-- Exercise details --
Your copy of the listing must be exact and must hold no images.
-*-
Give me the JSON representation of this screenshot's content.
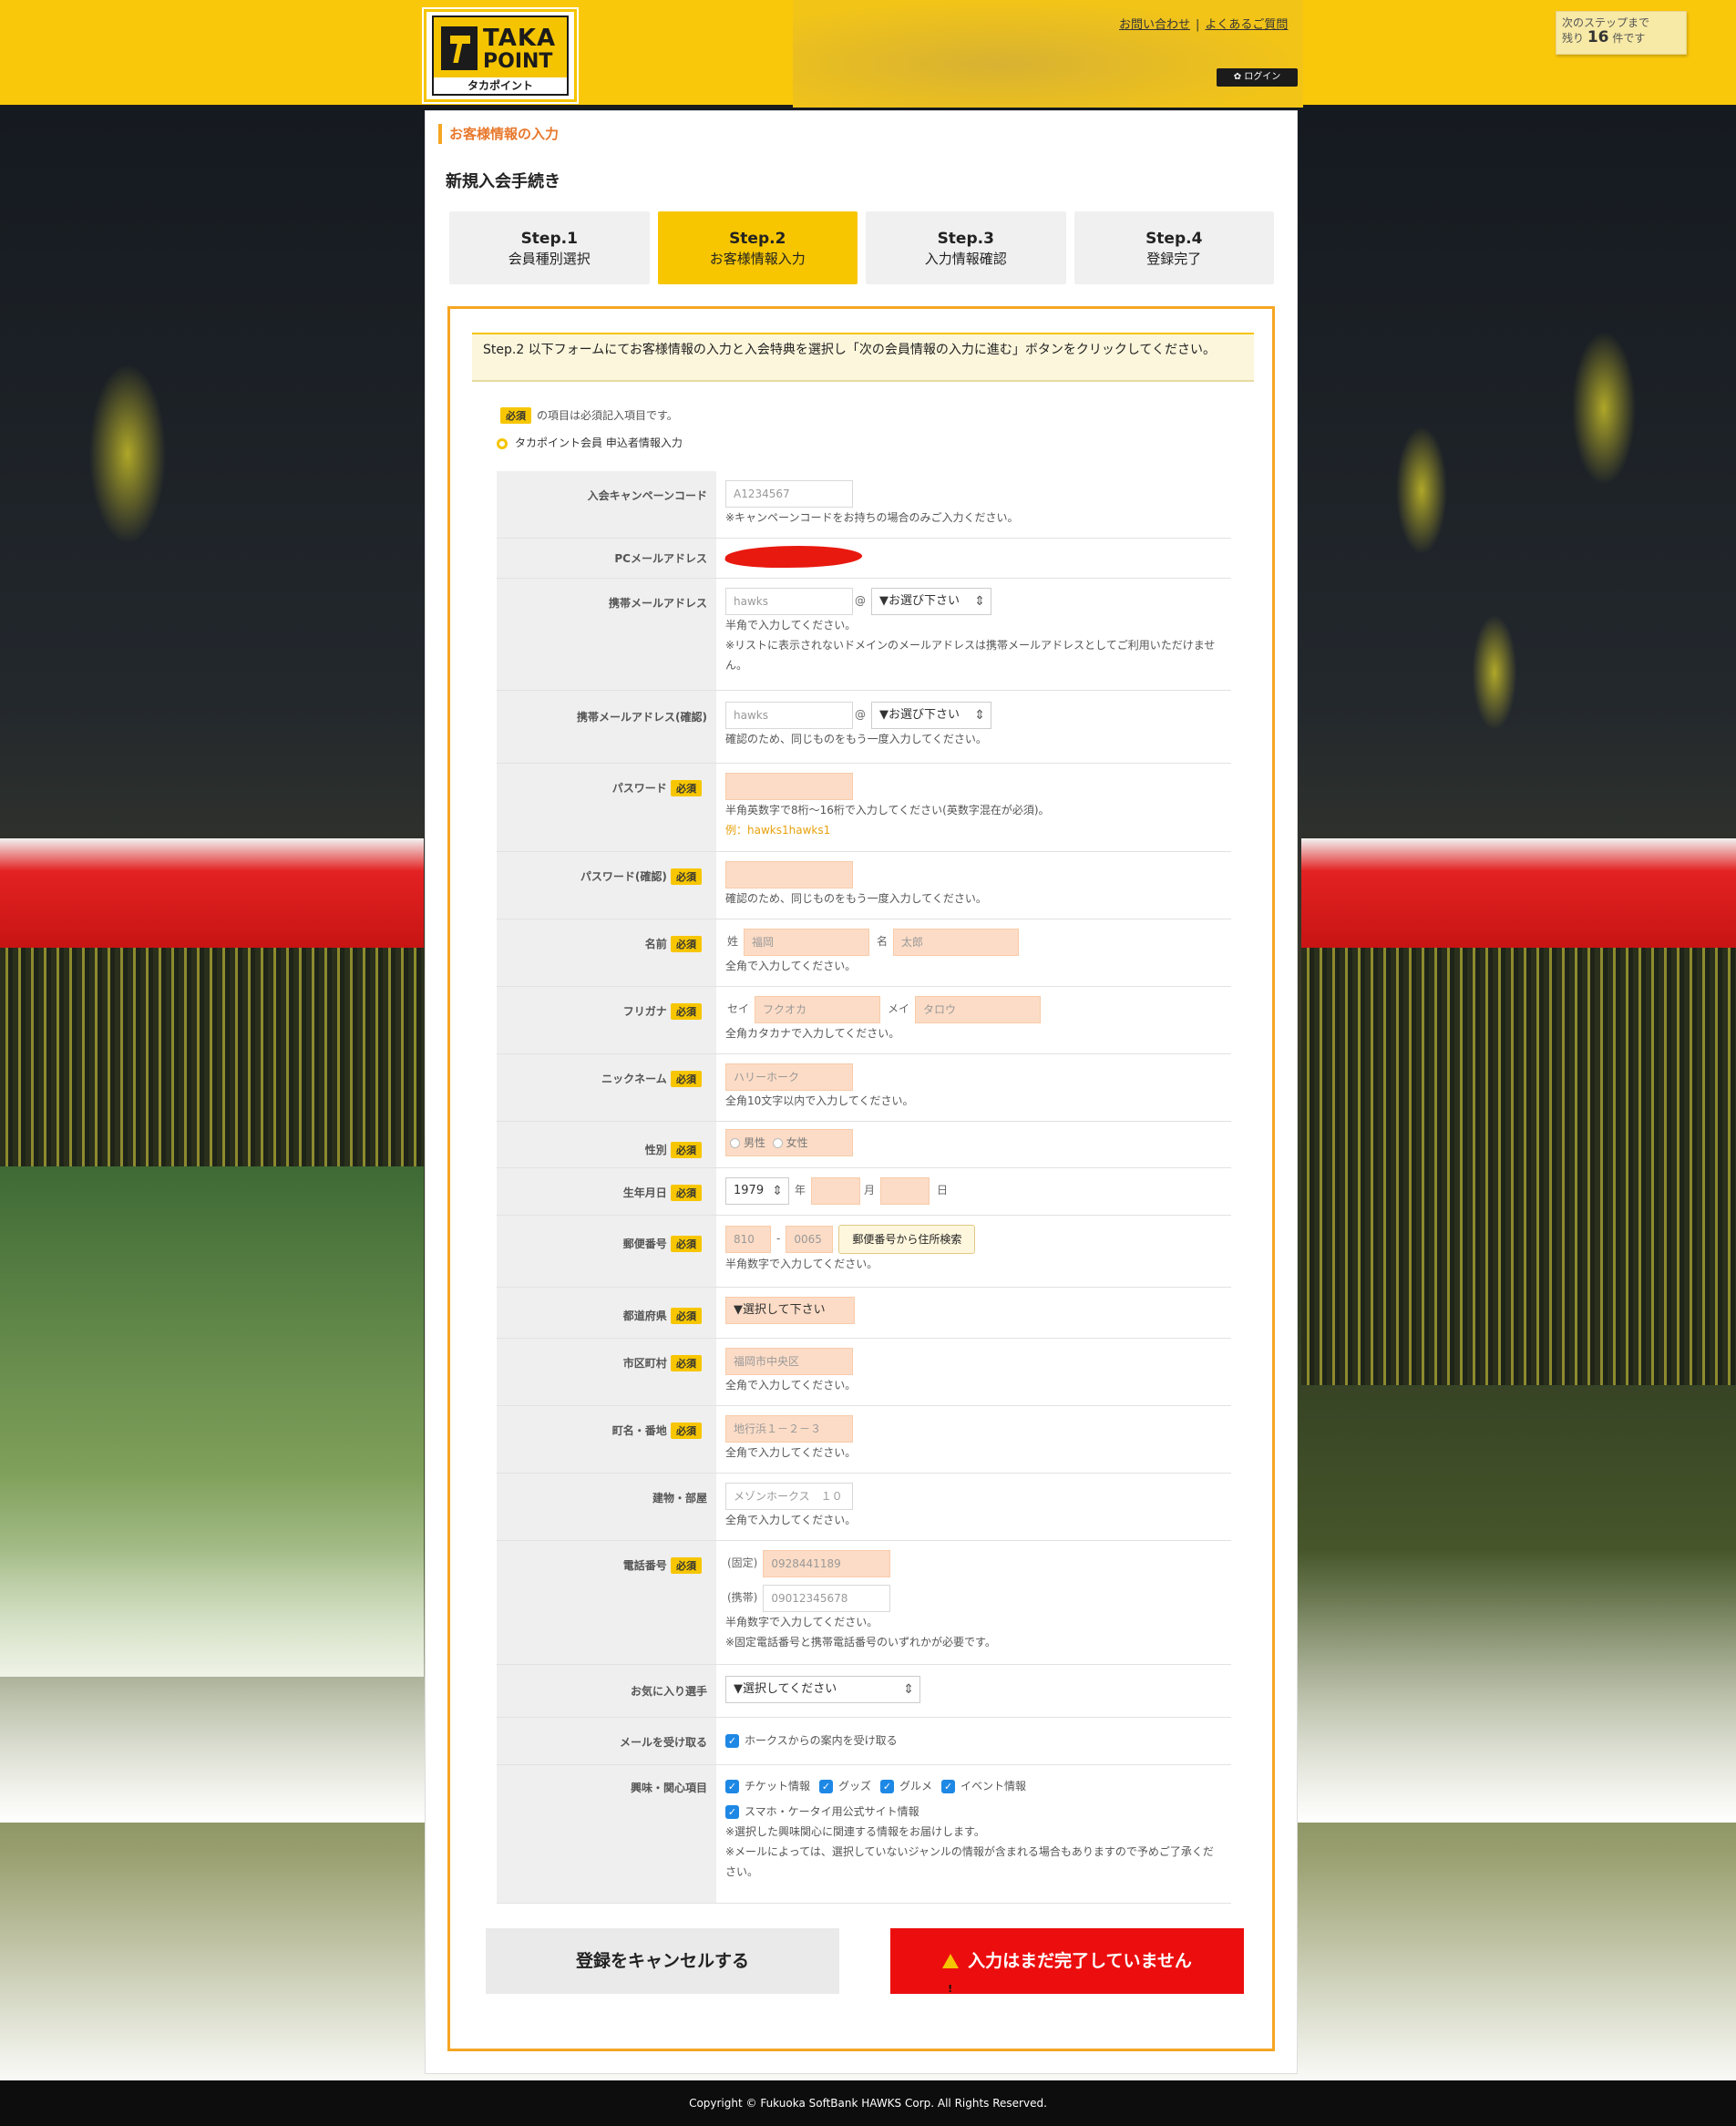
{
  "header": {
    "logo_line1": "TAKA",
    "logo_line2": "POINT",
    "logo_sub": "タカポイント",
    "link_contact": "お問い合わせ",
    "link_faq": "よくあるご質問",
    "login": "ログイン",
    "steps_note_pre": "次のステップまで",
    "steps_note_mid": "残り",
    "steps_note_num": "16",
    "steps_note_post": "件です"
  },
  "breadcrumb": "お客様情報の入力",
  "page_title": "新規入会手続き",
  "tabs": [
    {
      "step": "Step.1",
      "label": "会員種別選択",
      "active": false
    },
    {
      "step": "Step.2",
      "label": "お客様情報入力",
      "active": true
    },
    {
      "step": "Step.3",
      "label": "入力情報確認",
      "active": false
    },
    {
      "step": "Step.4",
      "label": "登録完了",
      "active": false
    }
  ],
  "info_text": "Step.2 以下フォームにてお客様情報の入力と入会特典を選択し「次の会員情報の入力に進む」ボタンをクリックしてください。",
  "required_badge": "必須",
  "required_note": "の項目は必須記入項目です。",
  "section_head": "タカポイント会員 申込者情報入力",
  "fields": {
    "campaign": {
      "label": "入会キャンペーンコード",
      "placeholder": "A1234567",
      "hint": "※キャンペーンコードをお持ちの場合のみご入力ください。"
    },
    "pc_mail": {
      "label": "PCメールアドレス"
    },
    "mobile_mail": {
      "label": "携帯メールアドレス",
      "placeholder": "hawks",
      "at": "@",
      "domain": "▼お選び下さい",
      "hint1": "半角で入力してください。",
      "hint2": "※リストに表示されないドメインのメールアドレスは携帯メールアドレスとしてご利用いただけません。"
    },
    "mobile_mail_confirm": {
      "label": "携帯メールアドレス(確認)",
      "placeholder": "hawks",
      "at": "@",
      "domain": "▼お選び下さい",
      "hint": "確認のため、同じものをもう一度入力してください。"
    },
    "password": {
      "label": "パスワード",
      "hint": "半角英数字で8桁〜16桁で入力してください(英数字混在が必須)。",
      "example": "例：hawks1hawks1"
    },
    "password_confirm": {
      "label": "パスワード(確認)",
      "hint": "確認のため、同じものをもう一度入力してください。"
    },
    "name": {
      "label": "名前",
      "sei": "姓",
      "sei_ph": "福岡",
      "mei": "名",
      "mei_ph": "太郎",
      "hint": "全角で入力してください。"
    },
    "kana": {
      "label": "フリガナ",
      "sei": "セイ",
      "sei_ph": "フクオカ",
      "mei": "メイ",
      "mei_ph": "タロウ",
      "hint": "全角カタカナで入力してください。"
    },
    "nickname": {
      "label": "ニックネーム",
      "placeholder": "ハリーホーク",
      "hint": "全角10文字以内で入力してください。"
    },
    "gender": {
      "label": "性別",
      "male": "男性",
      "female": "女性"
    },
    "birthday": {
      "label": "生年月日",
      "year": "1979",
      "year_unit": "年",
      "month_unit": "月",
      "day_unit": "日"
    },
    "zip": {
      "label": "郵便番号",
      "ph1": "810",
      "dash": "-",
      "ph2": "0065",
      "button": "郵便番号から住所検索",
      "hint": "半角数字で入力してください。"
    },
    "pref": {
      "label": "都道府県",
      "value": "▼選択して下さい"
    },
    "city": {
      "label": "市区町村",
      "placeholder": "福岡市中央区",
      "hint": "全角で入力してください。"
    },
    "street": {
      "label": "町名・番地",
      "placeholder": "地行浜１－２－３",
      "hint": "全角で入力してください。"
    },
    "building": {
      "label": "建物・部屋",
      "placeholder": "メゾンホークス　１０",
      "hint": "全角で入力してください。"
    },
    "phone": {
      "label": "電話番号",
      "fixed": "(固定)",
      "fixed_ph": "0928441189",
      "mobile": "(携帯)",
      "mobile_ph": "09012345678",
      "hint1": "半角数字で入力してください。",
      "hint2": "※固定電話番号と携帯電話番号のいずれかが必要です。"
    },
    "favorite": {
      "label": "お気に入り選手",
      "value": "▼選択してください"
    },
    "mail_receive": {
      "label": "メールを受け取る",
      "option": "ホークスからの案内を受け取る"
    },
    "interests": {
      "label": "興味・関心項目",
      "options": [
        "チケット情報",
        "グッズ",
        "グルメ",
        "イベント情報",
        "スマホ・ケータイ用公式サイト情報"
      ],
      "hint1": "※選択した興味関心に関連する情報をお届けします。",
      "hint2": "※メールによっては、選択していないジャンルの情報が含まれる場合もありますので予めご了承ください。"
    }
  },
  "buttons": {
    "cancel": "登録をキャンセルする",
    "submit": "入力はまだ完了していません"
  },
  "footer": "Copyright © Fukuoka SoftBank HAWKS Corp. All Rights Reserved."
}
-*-
-- Answer to the exercise --
Give me the JSON representation of this screenshot's content.
{
  "header": {
    "logo_line1": "TAKA",
    "logo_line2": "POINT",
    "logo_sub": "タカポイント",
    "link_contact": "お問い合わせ",
    "link_faq": "よくあるご質問",
    "login": "ログイン",
    "steps_note_pre": "次のステップまで",
    "steps_note_mid": "残り",
    "steps_note_num": "16",
    "steps_note_post": "件です"
  },
  "breadcrumb": "お客様情報の入力",
  "page_title": "新規入会手続き",
  "tabs": [
    {
      "step": "Step.1",
      "label": "会員種別選択",
      "active": false
    },
    {
      "step": "Step.2",
      "label": "お客様情報入力",
      "active": true
    },
    {
      "step": "Step.3",
      "label": "入力情報確認",
      "active": false
    },
    {
      "step": "Step.4",
      "label": "登録完了",
      "active": false
    }
  ],
  "info_text": "Step.2 以下フォームにてお客様情報の入力と入会特典を選択し「次の会員情報の入力に進む」ボタンをクリックしてください。",
  "required_badge": "必須",
  "required_note": "の項目は必須記入項目です。",
  "section_head": "タカポイント会員 申込者情報入力",
  "fields": {
    "campaign": {
      "label": "入会キャンペーンコード",
      "placeholder": "A1234567",
      "hint": "※キャンペーンコードをお持ちの場合のみご入力ください。"
    },
    "pc_mail": {
      "label": "PCメールアドレス"
    },
    "mobile_mail": {
      "label": "携帯メールアドレス",
      "placeholder": "hawks",
      "at": "@",
      "domain": "▼お選び下さい",
      "hint1": "半角で入力してください。",
      "hint2": "※リストに表示されないドメインのメールアドレスは携帯メールアドレスとしてご利用いただけません。"
    },
    "mobile_mail_confirm": {
      "label": "携帯メールアドレス(確認)",
      "placeholder": "hawks",
      "at": "@",
      "domain": "▼お選び下さい",
      "hint": "確認のため、同じものをもう一度入力してください。"
    },
    "password": {
      "label": "パスワード",
      "hint": "半角英数字で8桁〜16桁で入力してください(英数字混在が必須)。",
      "example": "例：hawks1hawks1"
    },
    "password_confirm": {
      "label": "パスワード(確認)",
      "hint": "確認のため、同じものをもう一度入力してください。"
    },
    "name": {
      "label": "名前",
      "sei": "姓",
      "sei_ph": "福岡",
      "mei": "名",
      "mei_ph": "太郎",
      "hint": "全角で入力してください。"
    },
    "kana": {
      "label": "フリガナ",
      "sei": "セイ",
      "sei_ph": "フクオカ",
      "mei": "メイ",
      "mei_ph": "タロウ",
      "hint": "全角カタカナで入力してください。"
    },
    "nickname": {
      "label": "ニックネーム",
      "placeholder": "ハリーホーク",
      "hint": "全角10文字以内で入力してください。"
    },
    "gender": {
      "label": "性別",
      "male": "男性",
      "female": "女性"
    },
    "birthday": {
      "label": "生年月日",
      "year": "1979",
      "year_unit": "年",
      "month_unit": "月",
      "day_unit": "日"
    },
    "zip": {
      "label": "郵便番号",
      "ph1": "810",
      "dash": "-",
      "ph2": "0065",
      "button": "郵便番号から住所検索",
      "hint": "半角数字で入力してください。"
    },
    "pref": {
      "label": "都道府県",
      "value": "▼選択して下さい"
    },
    "city": {
      "label": "市区町村",
      "placeholder": "福岡市中央区",
      "hint": "全角で入力してください。"
    },
    "street": {
      "label": "町名・番地",
      "placeholder": "地行浜１－２－３",
      "hint": "全角で入力してください。"
    },
    "building": {
      "label": "建物・部屋",
      "placeholder": "メゾンホークス　１０",
      "hint": "全角で入力してください。"
    },
    "phone": {
      "label": "電話番号",
      "fixed": "(固定)",
      "fixed_ph": "0928441189",
      "mobile": "(携帯)",
      "mobile_ph": "09012345678",
      "hint1": "半角数字で入力してください。",
      "hint2": "※固定電話番号と携帯電話番号のいずれかが必要です。"
    },
    "favorite": {
      "label": "お気に入り選手",
      "value": "▼選択してください"
    },
    "mail_receive": {
      "label": "メールを受け取る",
      "option": "ホークスからの案内を受け取る"
    },
    "interests": {
      "label": "興味・関心項目",
      "options": [
        "チケット情報",
        "グッズ",
        "グルメ",
        "イベント情報",
        "スマホ・ケータイ用公式サイト情報"
      ],
      "hint1": "※選択した興味関心に関連する情報をお届けします。",
      "hint2": "※メールによっては、選択していないジャンルの情報が含まれる場合もありますので予めご了承ください。"
    }
  },
  "buttons": {
    "cancel": "登録をキャンセルする",
    "submit": "入力はまだ完了していません"
  },
  "footer": "Copyright © Fukuoka SoftBank HAWKS Corp. All Rights Reserved."
}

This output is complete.